Take the Time to Reflect on Your Group’s Progress at Several Points Along the Way and Celebrate Your Group’s Success

  • Have your goals changed somewhat as you’ve worked together?  Was your original goal unrealistic?  Are you working at a speed that doesn’t allow you depth or time for reflection?  What are you learning and how are you using that new knowledge?  What benefits are you gaining?  What has been problematic? This kind of discussion often leads to new directions or points out underlying divisions that need to be addressed.  If a group member loses interest, can the group shift to accommodate new interests?  If not, contact the Reflective Practice Co-director for Cross-disciplinary and Department Teaching Circles to see what other groups may be of more interest to the member. 

    Cross-Disciplinary Teaching Circle (CTC) and Department Teaching Circle (DTC) Example:  Attempts to make discussion more productive don’t seem to work.  The group talks it over, and decides that since the research and discussion/planning portion of their goal took much of the first semester, there was little time to make changes late in the semester with their particular courses.  So they begin to work on their next semester’s syllabi, including more information on discussion and building in more time for it.  They set new goals for the second semester.  One person in the group will be on sabbatical, but another person wants to join.
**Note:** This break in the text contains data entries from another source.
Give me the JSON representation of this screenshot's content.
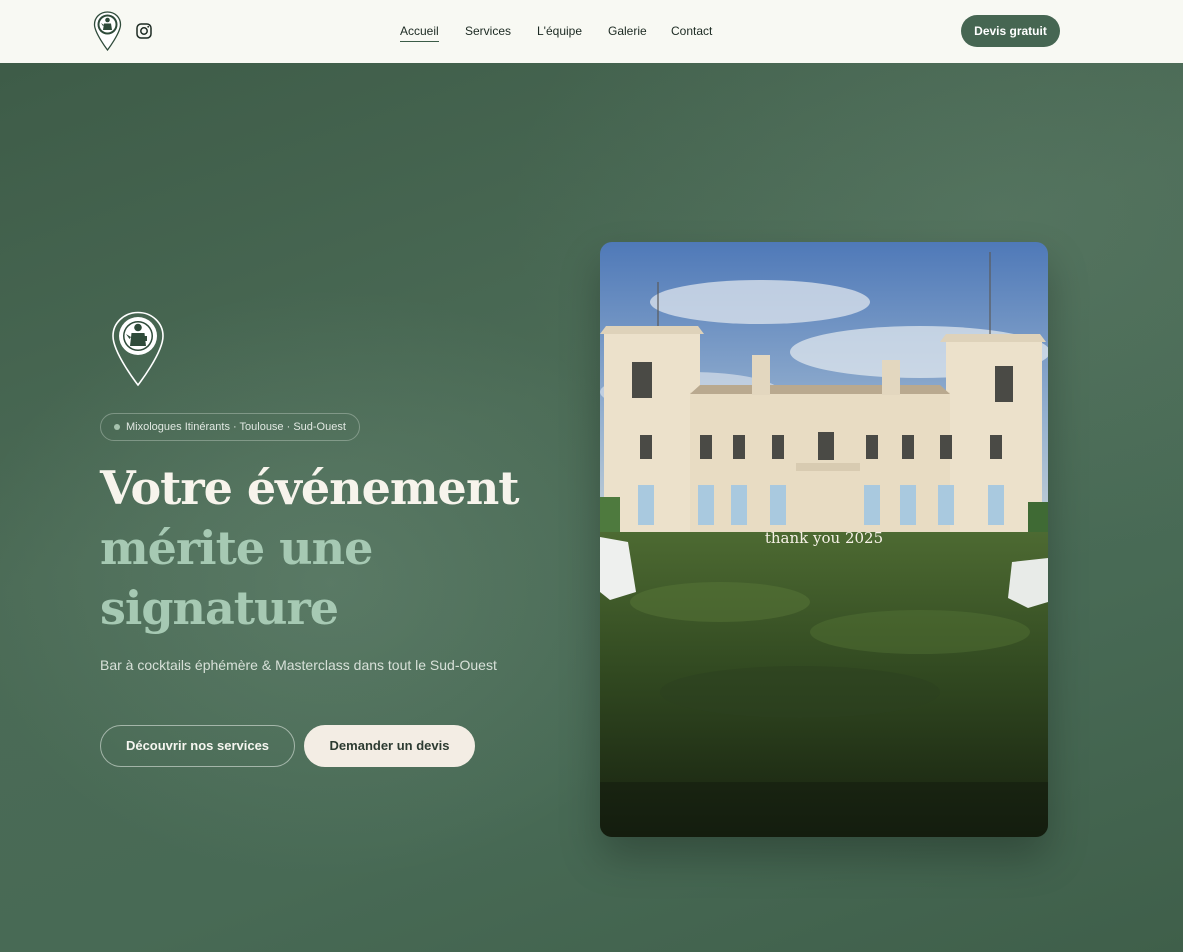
{
  "nav": {
    "logo_icon": "bartender-map-pin-logo",
    "instagram_icon": "instagram-icon",
    "items": [
      {
        "label": "Accueil",
        "active": true
      },
      {
        "label": "Services",
        "active": false
      },
      {
        "label": "L'équipe",
        "active": false
      },
      {
        "label": "Galerie",
        "active": false
      },
      {
        "label": "Contact",
        "active": false
      }
    ],
    "cta_label": "Devis gratuit"
  },
  "hero": {
    "badge": "Mixologues Itinérants · Toulouse · Sud-Ouest",
    "title_line1": "Votre événement",
    "title_line2": "mérite une",
    "title_line3": "signature",
    "subtitle": "Bar à cocktails éphémère & Masterclass dans tout le Sud-Ouest",
    "primary_button": "Découvrir nos services",
    "secondary_button": "Demander un devis",
    "media_caption": "thank you 2025"
  },
  "colors": {
    "brand_green": "#466652",
    "hero_background": "#46664f",
    "nav_background": "#f8f9f3",
    "accent_light_green": "#a6c9b3",
    "cream": "#f3ede4"
  }
}
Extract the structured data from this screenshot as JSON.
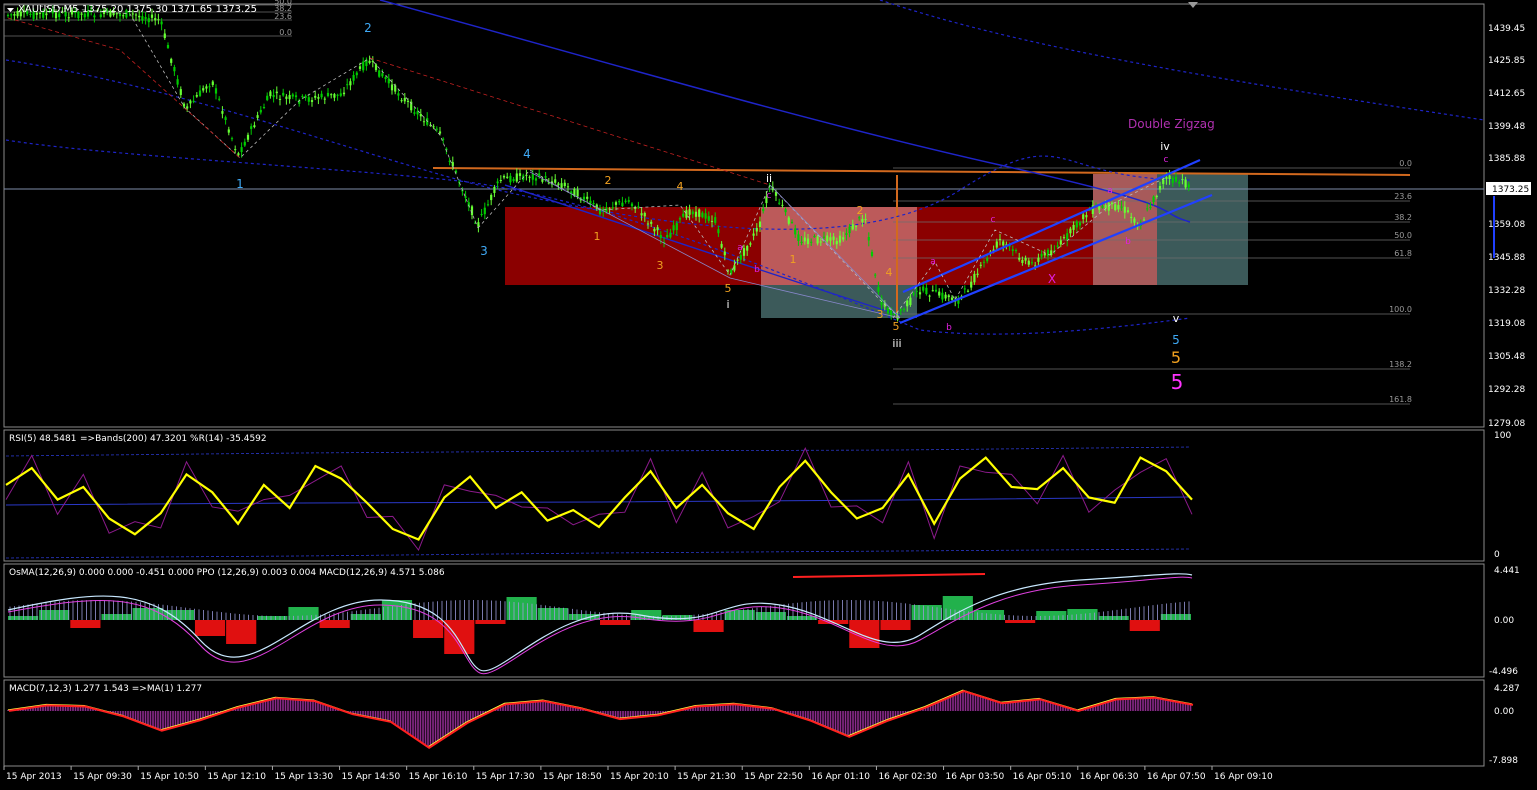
{
  "colors": {
    "background": "#000000",
    "bull_candle": "#66FF33",
    "bear_candle": "#00CC00",
    "ma_blue": "#1E24C8",
    "rsi_line": "#FFFF00",
    "rsi_wpr": "#8B1A8B",
    "osma_pos": "#22B14C",
    "osma_neg": "#E01010",
    "macd_hist": "#8B2A8B",
    "macd_line": "#FF2020",
    "price_line": "#7E8CA8",
    "orange_line": "#D2691E",
    "fib_text": "#9A9A9A",
    "axis_text": "#FFFFFF"
  },
  "header": {
    "symbol": "XAUUSD,M5",
    "ohlc": "1375.20 1375.30 1371.65 1373.25"
  },
  "price_axis": {
    "ticks": [
      "1439.45",
      "1425.85",
      "1412.65",
      "1399.48",
      "1385.88",
      "1373.25",
      "1359.08",
      "1345.88",
      "1332.28",
      "1319.08",
      "1305.48",
      "1292.28",
      "1279.08"
    ],
    "current": "1373.25"
  },
  "fib_top": [
    "50.0",
    "38.2",
    "23.6",
    "0.0"
  ],
  "fib_right": [
    "0.0",
    "23.6",
    "38.2",
    "50.0",
    "61.8",
    "100.0",
    "138.2",
    "161.8"
  ],
  "wave_labels": {
    "cyan": [
      "1",
      "2",
      "3",
      "4",
      "5"
    ],
    "orange": [
      "1",
      "2",
      "3",
      "4",
      "5",
      "1",
      "2",
      "3",
      "4",
      "5",
      "5"
    ],
    "roman": [
      "i",
      "ii",
      "iii",
      "iv",
      "v"
    ],
    "magenta": [
      "a",
      "b",
      "c",
      "a",
      "b",
      "c",
      "a",
      "b",
      "c",
      "X",
      "5"
    ],
    "pattern": "Double Zigzag"
  },
  "rsi_panel": {
    "title": "RSI(5) 48.5481",
    "extra": "=>Bands(200) 47.3201  %R(14) -35.4592",
    "ticks": [
      "100",
      "0"
    ]
  },
  "osma_panel": {
    "title": "OsMA(12,26,9) 0.000 0.000 -0.451 0.000  PPO (12,26,9) 0.003 0.004  MACD(12,26,9) 4.571 5.086",
    "ticks": [
      "4.441",
      "0.00",
      "-4.496"
    ]
  },
  "macd_panel": {
    "title": "MACD(7,12,3) 1.277 1.543  =>MA(1) 1.277",
    "ticks": [
      "4.287",
      "0.00",
      "-7.898"
    ]
  },
  "time_axis": [
    "15 Apr 2013",
    "15 Apr 09:30",
    "15 Apr 10:50",
    "15 Apr 12:10",
    "15 Apr 13:30",
    "15 Apr 14:50",
    "15 Apr 16:10",
    "15 Apr 17:30",
    "15 Apr 18:50",
    "15 Apr 20:10",
    "15 Apr 21:30",
    "15 Apr 22:50",
    "16 Apr 01:10",
    "16 Apr 02:30",
    "16 Apr 03:50",
    "16 Apr 05:10",
    "16 Apr 06:30",
    "16 Apr 07:50",
    "16 Apr 09:10"
  ],
  "chart_data": [
    {
      "type": "candlestick",
      "title": "XAUUSD,M5",
      "ylim": [
        1279.08,
        1445
      ],
      "key_points": [
        {
          "x": "15 Apr 09:10",
          "y": 1443
        },
        {
          "x": "15 Apr 12:10",
          "y": 1386
        },
        {
          "x": "15 Apr 14:50",
          "y": 1427
        },
        {
          "x": "15 Apr 17:30",
          "y": 1353
        },
        {
          "x": "15 Apr 18:50",
          "y": 1377
        },
        {
          "x": "15 Apr 22:50",
          "y": 1338
        },
        {
          "x": "16 Apr 01:10",
          "y": 1367
        },
        {
          "x": "16 Apr 02:30",
          "y": 1321
        },
        {
          "x": "16 Apr 05:10",
          "y": 1356
        },
        {
          "x": "16 Apr 07:50",
          "y": 1366
        },
        {
          "x": "16 Apr 09:10",
          "y": 1376
        }
      ],
      "last": 1373.25
    },
    {
      "type": "line",
      "title": "RSI(5) 48.5481",
      "ylim": [
        0,
        100
      ],
      "values": [
        62,
        78,
        48,
        60,
        30,
        15,
        35,
        72,
        55,
        25,
        62,
        40,
        80,
        68,
        45,
        20,
        10,
        50,
        70,
        40,
        55,
        28,
        38,
        22,
        50,
        75,
        40,
        62,
        35,
        20,
        60,
        85,
        55,
        30,
        40,
        72,
        25,
        68,
        88,
        60,
        58,
        78,
        50,
        45,
        88,
        75,
        48
      ]
    },
    {
      "type": "bar",
      "title": "OsMA(12,26,9)",
      "ylim": [
        -4.496,
        4.441
      ],
      "values": [
        0.4,
        1.0,
        -0.8,
        0.6,
        1.2,
        1.0,
        -1.6,
        -2.4,
        0.4,
        1.3,
        -0.8,
        0.6,
        2.0,
        -1.8,
        -3.4,
        -0.4,
        2.3,
        1.2,
        0.6,
        -0.5,
        1.0,
        0.5,
        -1.2,
        1.0,
        0.8,
        0.4,
        -0.4,
        -2.8,
        -1.0,
        1.5,
        2.4,
        1.0,
        -0.3,
        0.9,
        1.1,
        0.4,
        -1.1,
        0.6
      ]
    },
    {
      "type": "line",
      "title": "MACD(7,12,3)",
      "ylim": [
        -7.898,
        4.287
      ],
      "values": [
        0.2,
        1.2,
        1.0,
        -0.8,
        -3.4,
        -1.5,
        0.8,
        2.5,
        2.0,
        -0.4,
        -1.8,
        -6.5,
        -2.0,
        1.4,
        2.0,
        0.6,
        -1.3,
        -0.6,
        1.0,
        1.4,
        0.6,
        -1.6,
        -4.5,
        -1.6,
        0.8,
        3.8,
        1.6,
        2.3,
        0.2,
        2.3,
        2.6,
        1.3
      ]
    }
  ]
}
After discussion, they feel the new person can be brought up to speed by using the bibliography and selected readings, and the group reorients itself.